# What to work on:
Print the listing below in full. Alter nothing.

# Supplied material:
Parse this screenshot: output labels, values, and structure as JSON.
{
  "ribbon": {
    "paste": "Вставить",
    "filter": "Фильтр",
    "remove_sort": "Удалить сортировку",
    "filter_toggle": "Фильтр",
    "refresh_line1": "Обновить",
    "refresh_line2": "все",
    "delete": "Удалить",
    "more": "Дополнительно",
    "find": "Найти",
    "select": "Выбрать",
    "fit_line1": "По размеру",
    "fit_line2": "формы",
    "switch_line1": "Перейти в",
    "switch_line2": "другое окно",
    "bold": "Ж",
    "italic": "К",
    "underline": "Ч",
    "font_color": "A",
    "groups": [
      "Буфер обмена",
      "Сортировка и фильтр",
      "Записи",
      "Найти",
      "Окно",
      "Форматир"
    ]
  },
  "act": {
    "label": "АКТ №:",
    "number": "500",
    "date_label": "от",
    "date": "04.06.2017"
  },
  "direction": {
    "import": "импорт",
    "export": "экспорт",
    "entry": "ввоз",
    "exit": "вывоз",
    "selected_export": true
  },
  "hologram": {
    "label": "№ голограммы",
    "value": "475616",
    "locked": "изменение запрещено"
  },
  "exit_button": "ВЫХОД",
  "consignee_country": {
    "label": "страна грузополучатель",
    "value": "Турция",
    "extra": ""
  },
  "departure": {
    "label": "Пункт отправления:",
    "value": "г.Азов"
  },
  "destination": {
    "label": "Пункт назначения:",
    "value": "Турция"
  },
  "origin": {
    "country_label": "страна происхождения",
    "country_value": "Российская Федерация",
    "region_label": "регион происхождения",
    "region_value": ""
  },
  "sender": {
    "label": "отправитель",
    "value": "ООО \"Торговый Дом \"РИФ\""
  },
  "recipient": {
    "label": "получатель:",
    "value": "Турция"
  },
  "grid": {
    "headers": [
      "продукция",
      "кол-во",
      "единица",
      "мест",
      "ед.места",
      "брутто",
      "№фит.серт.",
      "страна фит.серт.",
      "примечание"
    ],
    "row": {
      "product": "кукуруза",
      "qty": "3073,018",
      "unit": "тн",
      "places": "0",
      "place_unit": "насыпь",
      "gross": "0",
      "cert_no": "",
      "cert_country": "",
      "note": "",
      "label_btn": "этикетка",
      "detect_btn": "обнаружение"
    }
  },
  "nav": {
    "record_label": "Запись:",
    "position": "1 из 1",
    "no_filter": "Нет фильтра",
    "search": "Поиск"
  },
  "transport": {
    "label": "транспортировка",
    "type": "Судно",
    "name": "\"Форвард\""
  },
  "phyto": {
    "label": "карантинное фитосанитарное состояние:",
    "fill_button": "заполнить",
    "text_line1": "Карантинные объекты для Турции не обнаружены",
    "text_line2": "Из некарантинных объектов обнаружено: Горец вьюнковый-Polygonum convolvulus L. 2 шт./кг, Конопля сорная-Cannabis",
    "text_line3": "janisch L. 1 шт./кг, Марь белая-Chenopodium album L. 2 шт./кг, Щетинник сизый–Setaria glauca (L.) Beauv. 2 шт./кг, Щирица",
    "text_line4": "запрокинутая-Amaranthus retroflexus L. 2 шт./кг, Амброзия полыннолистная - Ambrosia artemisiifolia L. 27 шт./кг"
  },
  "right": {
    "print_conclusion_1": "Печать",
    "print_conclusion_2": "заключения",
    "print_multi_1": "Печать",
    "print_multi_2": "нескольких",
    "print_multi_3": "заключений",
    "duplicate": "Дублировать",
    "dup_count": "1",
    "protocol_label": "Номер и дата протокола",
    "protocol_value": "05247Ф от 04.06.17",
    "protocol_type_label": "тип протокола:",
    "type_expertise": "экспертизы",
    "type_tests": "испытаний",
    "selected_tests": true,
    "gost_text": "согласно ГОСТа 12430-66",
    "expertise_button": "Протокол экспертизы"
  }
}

# Solution to this problem:
Parse this screenshot: output labels, values, and structure as JSON.
{
  "ribbon": {
    "paste": "Вставить",
    "filter": "Фильтр",
    "remove_sort": "Удалить сортировку",
    "filter_toggle": "Фильтр",
    "refresh_line1": "Обновить",
    "refresh_line2": "все",
    "delete": "Удалить",
    "more": "Дополнительно",
    "find": "Найти",
    "select": "Выбрать",
    "fit_line1": "По размеру",
    "fit_line2": "формы",
    "switch_line1": "Перейти в",
    "switch_line2": "другое окно",
    "bold": "Ж",
    "italic": "К",
    "underline": "Ч",
    "font_color": "A",
    "groups": [
      "Буфер обмена",
      "Сортировка и фильтр",
      "Записи",
      "Найти",
      "Окно",
      "Форматир"
    ]
  },
  "act": {
    "label": "АКТ №:",
    "number": "500",
    "date_label": "от",
    "date": "04.06.2017"
  },
  "direction": {
    "import": "импорт",
    "export": "экспорт",
    "entry": "ввоз",
    "exit": "вывоз",
    "selected_export": true
  },
  "hologram": {
    "label": "№ голограммы",
    "value": "475616",
    "locked": "изменение запрещено"
  },
  "exit_button": "ВЫХОД",
  "consignee_country": {
    "label": "страна грузополучатель",
    "value": "Турция",
    "extra": ""
  },
  "departure": {
    "label": "Пункт отправления:",
    "value": "г.Азов"
  },
  "destination": {
    "label": "Пункт назначения:",
    "value": "Турция"
  },
  "origin": {
    "country_label": "страна происхождения",
    "country_value": "Российская Федерация",
    "region_label": "регион происхождения",
    "region_value": ""
  },
  "sender": {
    "label": "отправитель",
    "value": "ООО \"Торговый Дом \"РИФ\""
  },
  "recipient": {
    "label": "получатель:",
    "value": "Турция"
  },
  "grid": {
    "headers": [
      "продукция",
      "кол-во",
      "единица",
      "мест",
      "ед.места",
      "брутто",
      "№фит.серт.",
      "страна фит.серт.",
      "примечание"
    ],
    "row": {
      "product": "кукуруза",
      "qty": "3073,018",
      "unit": "тн",
      "places": "0",
      "place_unit": "насыпь",
      "gross": "0",
      "cert_no": "",
      "cert_country": "",
      "note": "",
      "label_btn": "этикетка",
      "detect_btn": "обнаружение"
    }
  },
  "nav": {
    "record_label": "Запись:",
    "position": "1 из 1",
    "no_filter": "Нет фильтра",
    "search": "Поиск"
  },
  "transport": {
    "label": "транспортировка",
    "type": "Судно",
    "name": "\"Форвард\""
  },
  "phyto": {
    "label": "карантинное фитосанитарное состояние:",
    "fill_button": "заполнить",
    "text_line1": "Карантинные объекты для Турции не обнаружены",
    "text_line2": "Из некарантинных объектов обнаружено: Горец вьюнковый-Polygonum convolvulus L. 2 шт./кг, Конопля сорная-Cannabis",
    "text_line3": "janisch L. 1 шт./кг, Марь белая-Chenopodium album L. 2 шт./кг, Щетинник сизый–Setaria glauca (L.) Beauv. 2 шт./кг, Щирица",
    "text_line4": "запрокинутая-Amaranthus retroflexus L. 2 шт./кг, Амброзия полыннолистная - Ambrosia artemisiifolia L. 27 шт./кг"
  },
  "right": {
    "print_conclusion_1": "Печать",
    "print_conclusion_2": "заключения",
    "print_multi_1": "Печать",
    "print_multi_2": "нескольких",
    "print_multi_3": "заключений",
    "duplicate": "Дублировать",
    "dup_count": "1",
    "protocol_label": "Номер и дата протокола",
    "protocol_value": "05247Ф от 04.06.17",
    "protocol_type_label": "тип протокола:",
    "type_expertise": "экспертизы",
    "type_tests": "испытаний",
    "selected_tests": true,
    "gost_text": "согласно ГОСТа 12430-66",
    "expertise_button": "Протокол экспертизы"
  }
}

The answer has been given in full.